It’s 1:20 a.m. It’s cold and near pitch black. I’m somewhere around 10,200 feet above sea level, traversing the snowfield above the Cowlitz Glacier on the southeast flank of Washington’s Mount Rainier. Behind me, headlamps begin to ignite; their lights flicker in the distance as other climbing teams back at Camp Muir make preparations for the summit. In front of me, the rope locked into the carabiner at the front of my harness slides across the glittering snowpack. A crevasse looms, no more than a foot across. As I step over, I steal a downward glance — it’s dark and seemingly bottomless in the beam of my headlamp — before the gentle pull of the rope urges me to keep moving.

At the lead end of that rope, silhouetted in the yellowish glow of his own headlamp is my guide, Peter Whittaker. He’s the one setting the pace of our slow assault on the mountain, silently compelling me upward with the steady pull of the rope. Whittaker has climbed this mountain before — 249 times, to be exact. He’s set foot on the tallest summits around the world and has accrued quite the climbing résumé: two expeditions to Denali, 14 to Kilimanjaro, three to Antarctica’s Mt. Vinson, eight to Aconcagua — and the list goes on. But Whittaker is anything but the prototypical grizzled old climber, filled with stoic resentment for how the sport has evolved. He emanates youth with a humor that belies his age. Climbing, to him, is and always will be one thing: fun.

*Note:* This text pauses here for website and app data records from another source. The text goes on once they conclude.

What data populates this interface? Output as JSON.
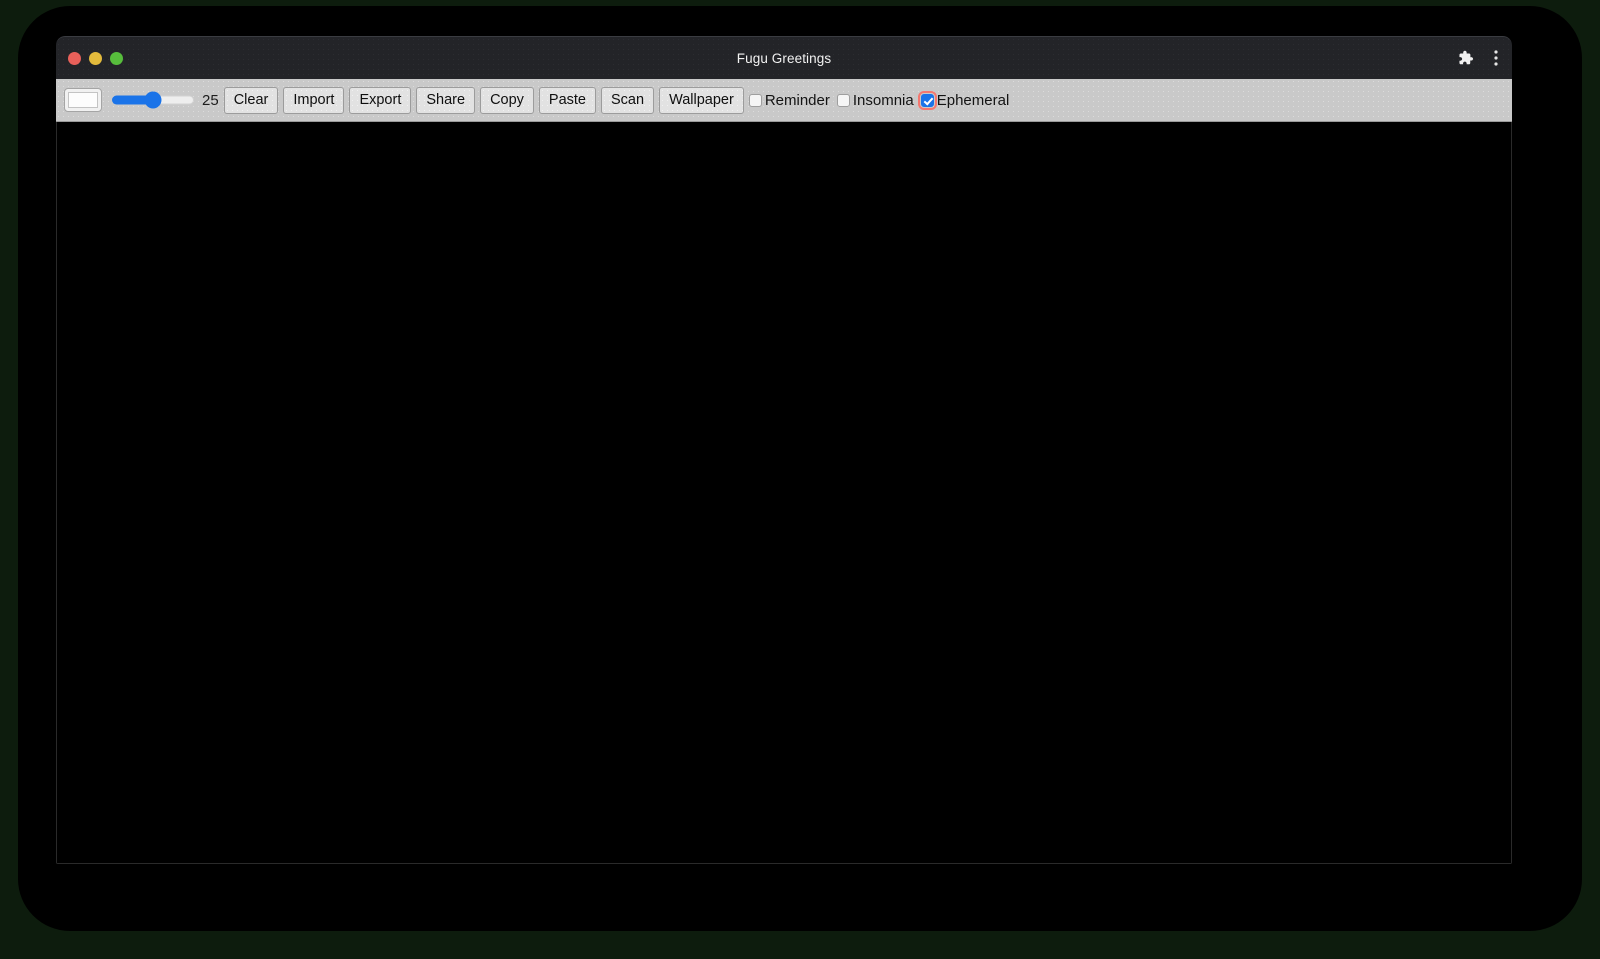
{
  "window": {
    "title": "Fugu Greetings",
    "traffic_lights": [
      {
        "name": "close",
        "color": "#e8605a"
      },
      {
        "name": "minimize",
        "color": "#e3ba3c"
      },
      {
        "name": "maximize",
        "color": "#57bd3c"
      }
    ],
    "actions": [
      {
        "name": "extensions-icon",
        "label": "Extensions"
      },
      {
        "name": "more-menu-icon",
        "label": "More"
      }
    ]
  },
  "toolbar": {
    "color_input": {
      "label": "Color",
      "value": "#fdfdfd"
    },
    "slider": {
      "label": "Line width",
      "value": "25",
      "min": "1",
      "max": "50",
      "percent": 50
    },
    "buttons": [
      {
        "name": "clear-button",
        "label": "Clear"
      },
      {
        "name": "import-button",
        "label": "Import"
      },
      {
        "name": "export-button",
        "label": "Export"
      },
      {
        "name": "share-button",
        "label": "Share"
      },
      {
        "name": "copy-button",
        "label": "Copy"
      },
      {
        "name": "paste-button",
        "label": "Paste"
      },
      {
        "name": "scan-button",
        "label": "Scan"
      },
      {
        "name": "wallpaper-button",
        "label": "Wallpaper"
      }
    ],
    "checkboxes": [
      {
        "name": "reminder-checkbox",
        "label": "Reminder",
        "checked": false,
        "focused": false
      },
      {
        "name": "insomnia-checkbox",
        "label": "Insomnia",
        "checked": false,
        "focused": false
      },
      {
        "name": "ephemeral-checkbox",
        "label": "Ephemeral",
        "checked": true,
        "focused": true
      }
    ]
  },
  "canvas": {
    "name": "drawing-canvas",
    "background": "#000000",
    "content": ""
  },
  "colors": {
    "page_background": "#0d1c0d",
    "backdrop": "#000000",
    "titlebar": "#232428",
    "toolbar": "#c9c9c9",
    "accent": "#1a73e8",
    "focus_ring": "#f4776f"
  }
}
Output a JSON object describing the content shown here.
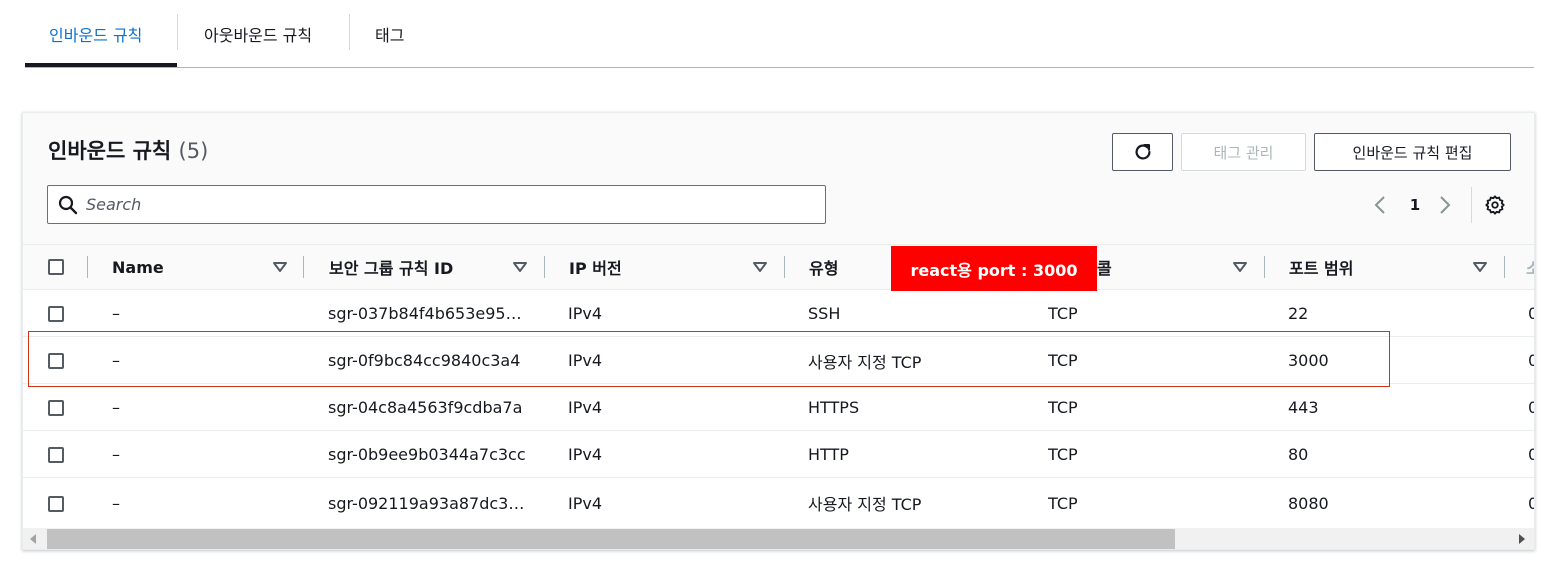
{
  "tabs": [
    {
      "label": "인바운드 규칙",
      "active": true
    },
    {
      "label": "아웃바운드 규칙",
      "active": false
    },
    {
      "label": "태그",
      "active": false
    }
  ],
  "panel": {
    "title": "인바운드 규칙",
    "count": "(5)",
    "buttons": {
      "refresh_icon": "refresh-icon",
      "manage_tags": "태그 관리",
      "edit_inbound": "인바운드 규칙 편집"
    },
    "search": {
      "placeholder": "Search",
      "value": ""
    },
    "pagination": {
      "current_page": "1"
    }
  },
  "table": {
    "columns": [
      "Name",
      "보안 그룹 규칙 ID",
      "IP 버전",
      "유형",
      "콜",
      "포트 범위",
      "소"
    ],
    "rows": [
      {
        "name": "–",
        "rule_id": "sgr-037b84f4b653e95…",
        "ip_version": "IPv4",
        "type": "SSH",
        "protocol": "TCP",
        "port": "22",
        "source": "0"
      },
      {
        "name": "–",
        "rule_id": "sgr-0f9bc84cc9840c3a4",
        "ip_version": "IPv4",
        "type": "사용자 지정 TCP",
        "protocol": "TCP",
        "port": "3000",
        "source": "0"
      },
      {
        "name": "–",
        "rule_id": "sgr-04c8a4563f9cdba7a",
        "ip_version": "IPv4",
        "type": "HTTPS",
        "protocol": "TCP",
        "port": "443",
        "source": "0"
      },
      {
        "name": "–",
        "rule_id": "sgr-0b9ee9b0344a7c3cc",
        "ip_version": "IPv4",
        "type": "HTTP",
        "protocol": "TCP",
        "port": "80",
        "source": "0"
      },
      {
        "name": "–",
        "rule_id": "sgr-092119a93a87dc3…",
        "ip_version": "IPv4",
        "type": "사용자 지정 TCP",
        "protocol": "TCP",
        "port": "8080",
        "source": "0"
      }
    ]
  },
  "annotation": {
    "text": "react용 port : 3000"
  },
  "colors": {
    "accent": "#0972d3",
    "annotation_bg": "#ff0000",
    "highlight_border": "#d13212"
  }
}
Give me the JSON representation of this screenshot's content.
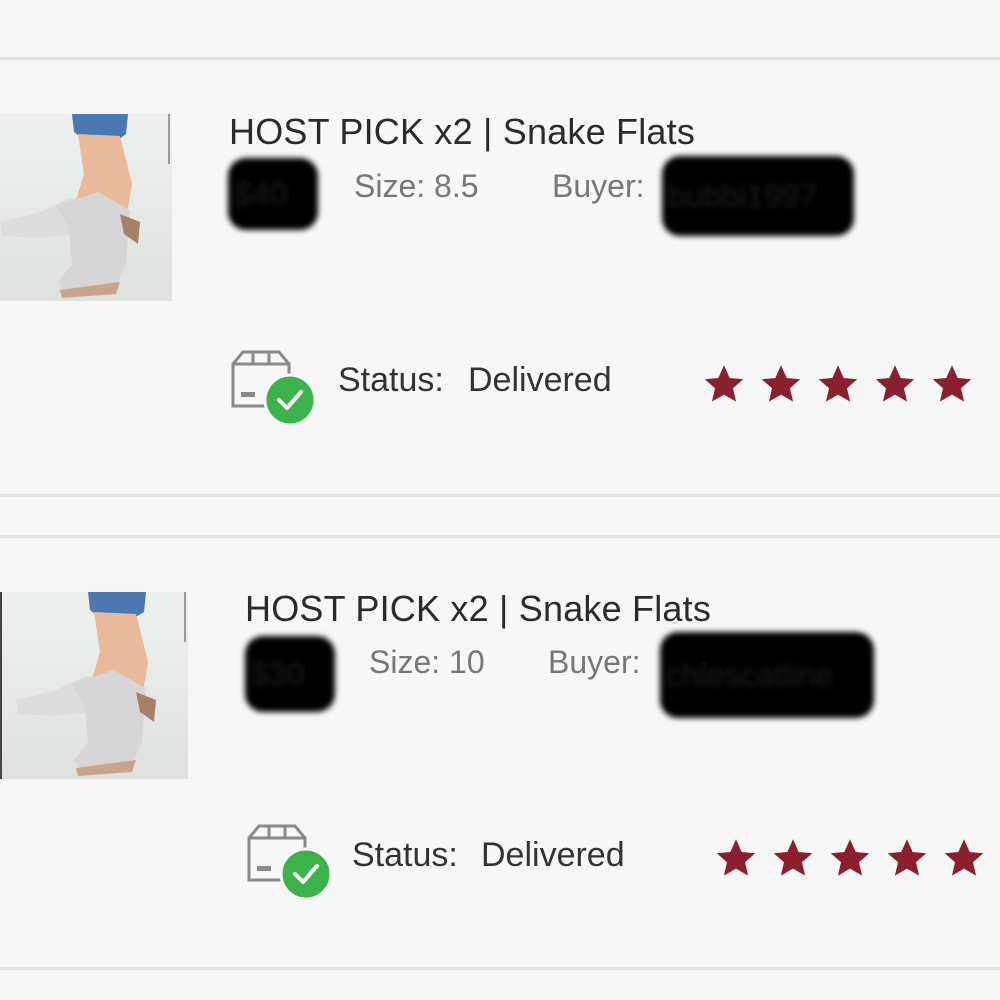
{
  "orders": [
    {
      "title": "HOST PICK x2 | Snake Flats",
      "price": "$40",
      "size_label": "Size: 8.5",
      "buyer_label": "Buyer:",
      "buyer_name": "bubbi1997",
      "status_label": "Status:",
      "status_value": "Delivered",
      "rating": 5
    },
    {
      "title": "HOST PICK x2 | Snake Flats",
      "price": "$30",
      "size_label": "Size: 10",
      "buyer_label": "Buyer:",
      "buyer_name": "chlescatline",
      "status_label": "Status:",
      "status_value": "Delivered",
      "rating": 5
    }
  ],
  "colors": {
    "star": "#8b1f2e",
    "check": "#3cb34a",
    "divider": "#e3e1e3",
    "background": "#f8f7f8"
  },
  "icons": {
    "thumbnail": "sandal-photo",
    "status": "package-delivered-icon",
    "rating": "star-icon"
  }
}
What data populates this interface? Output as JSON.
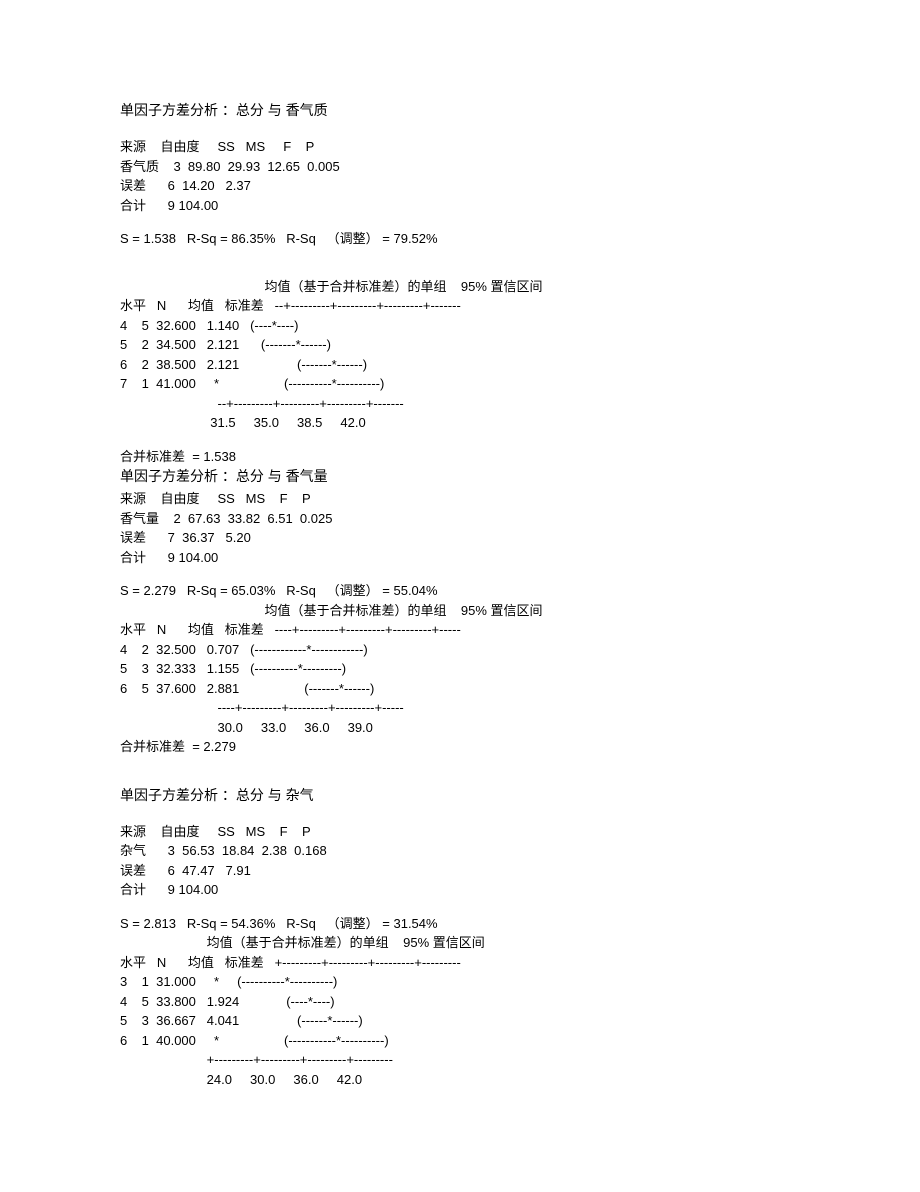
{
  "sections": [
    {
      "title": "单因子方差分析 ：总分  与 香气质",
      "anova_header": "来源    自由度     SS   MS     F    P",
      "anova_rows": [
        "香气质    3  89.80  29.93  12.65  0.005",
        "误差      6  14.20   2.37",
        "合计      9 104.00"
      ],
      "summary": "S = 1.538   R-Sq = 86.35%   R-Sq   （调整） = 79.52%",
      "ci_title": "                                        均值（基于合并标准差）的单组    95% 置信区间",
      "level_header": "水平   N      均值   标准差   --+---------+---------+---------+-------",
      "level_rows": [
        "4    5  32.600   1.140   (----*----)",
        "5    2  34.500   2.121      (-------*------)",
        "6    2  38.500   2.121                (-------*------)",
        "7    1  41.000     *                  (----------*----------)"
      ],
      "axis_ruler": "                           --+---------+---------+---------+-------",
      "axis_labels": "                         31.5     35.0     38.5     42.0",
      "pooled_sd": "合并标准差  = 1.538"
    },
    {
      "title": "单因子方差分析 ：总分  与 香气量",
      "anova_header": "来源    自由度     SS   MS    F    P",
      "anova_rows": [
        "香气量    2  67.63  33.82  6.51  0.025",
        "误差      7  36.37   5.20",
        "合计      9 104.00"
      ],
      "summary": "S = 2.279   R-Sq = 65.03%   R-Sq   （调整） = 55.04%",
      "ci_title": "                                        均值（基于合并标准差）的单组    95% 置信区间",
      "level_header": "水平   N      均值   标准差   ----+---------+---------+---------+-----",
      "level_rows": [
        "4    2  32.500   0.707   (------------*------------)",
        "5    3  32.333   1.155   (----------*---------)",
        "6    5  37.600   2.881                  (-------*------)"
      ],
      "axis_ruler": "                           ----+---------+---------+---------+-----",
      "axis_labels": "                           30.0     33.0     36.0     39.0",
      "pooled_sd": "合并标准差  = 2.279"
    },
    {
      "title": "单因子方差分析 ：总分  与 杂气",
      "anova_header": "来源    自由度     SS   MS    F    P",
      "anova_rows": [
        "杂气      3  56.53  18.84  2.38  0.168",
        "误差      6  47.47   7.91",
        "合计      9 104.00"
      ],
      "summary": "S = 2.813   R-Sq = 54.36%   R-Sq   （调整） = 31.54%",
      "ci_title": "                        均值（基于合并标准差）的单组    95% 置信区间",
      "level_header": "水平   N      均值   标准差   +---------+---------+---------+---------",
      "level_rows": [
        "3    1  31.000     *     (----------*----------)",
        "4    5  33.800   1.924             (----*----)",
        "5    3  36.667   4.041                (------*------)",
        "6    1  40.000     *                  (-----------*----------)"
      ],
      "axis_ruler": "                        +---------+---------+---------+---------",
      "axis_labels": "                        24.0     30.0     36.0     42.0",
      "pooled_sd": ""
    }
  ]
}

Mountain climbing wasn’t much of a choice for Whittaker. He was born into it; it’s in his blood. His father, Lou Whittaker, was part of the first American team to summit Kanchenjunga, nearly lost his toes on K2 and led the first American ascent of Everest’s North Col. Jim Whittaker, or Uncle Jim, as he’s known to Whittaker, was the first American ever to reach the summit of Everest on May 1st, 1963. Growing up, it was expected that one generation would follow in the footsteps of the previous — he was constantly badgered about climbing Everest. “That bothered me a lot; everybody asked me that,” he says. “It was never really a huge goal for me.” Nevertheless, the allure of the mountain took him — Whittaker has attempted Everest four times and reached the summit once, in 2009.

Peter Whittaker attempted to climb Everest for the first time in 1984.
At age 25, he would’ve been the youngest American to reach the summit.